*Directions for this task*: From the listing, collect all lines containing the word "Long".
------------------------
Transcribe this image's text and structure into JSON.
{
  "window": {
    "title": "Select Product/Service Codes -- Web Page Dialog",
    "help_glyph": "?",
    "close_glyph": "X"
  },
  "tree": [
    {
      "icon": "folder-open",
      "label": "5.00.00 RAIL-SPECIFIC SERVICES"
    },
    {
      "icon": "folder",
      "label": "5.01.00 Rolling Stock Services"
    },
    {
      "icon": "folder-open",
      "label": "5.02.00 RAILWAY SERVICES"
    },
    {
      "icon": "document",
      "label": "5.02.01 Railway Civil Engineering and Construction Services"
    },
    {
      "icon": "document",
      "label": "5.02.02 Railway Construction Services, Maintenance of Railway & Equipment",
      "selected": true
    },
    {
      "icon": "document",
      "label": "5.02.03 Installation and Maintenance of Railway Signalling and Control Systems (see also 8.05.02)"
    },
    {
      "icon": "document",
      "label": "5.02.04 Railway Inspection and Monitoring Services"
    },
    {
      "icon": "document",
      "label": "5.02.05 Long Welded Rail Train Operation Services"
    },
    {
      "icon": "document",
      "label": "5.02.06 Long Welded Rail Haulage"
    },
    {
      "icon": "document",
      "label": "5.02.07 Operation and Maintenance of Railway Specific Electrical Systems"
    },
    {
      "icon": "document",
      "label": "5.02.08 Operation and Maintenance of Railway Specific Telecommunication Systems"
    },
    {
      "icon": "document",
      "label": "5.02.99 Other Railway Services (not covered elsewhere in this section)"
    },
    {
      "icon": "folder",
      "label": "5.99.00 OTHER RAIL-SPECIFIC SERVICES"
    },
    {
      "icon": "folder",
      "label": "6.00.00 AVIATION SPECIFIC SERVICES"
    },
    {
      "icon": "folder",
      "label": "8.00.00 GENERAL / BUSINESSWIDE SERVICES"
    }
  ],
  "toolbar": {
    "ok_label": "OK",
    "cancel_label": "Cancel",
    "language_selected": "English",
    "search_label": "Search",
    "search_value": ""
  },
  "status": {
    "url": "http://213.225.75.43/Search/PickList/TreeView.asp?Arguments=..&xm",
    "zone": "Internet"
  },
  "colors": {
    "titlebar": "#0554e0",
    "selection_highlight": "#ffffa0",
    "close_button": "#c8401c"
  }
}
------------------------
*The completed task*:
      "label": "5.02.05 Long Welded Rail Train Operation Services"
      "label": "5.02.06 Long Welded Rail Haulage"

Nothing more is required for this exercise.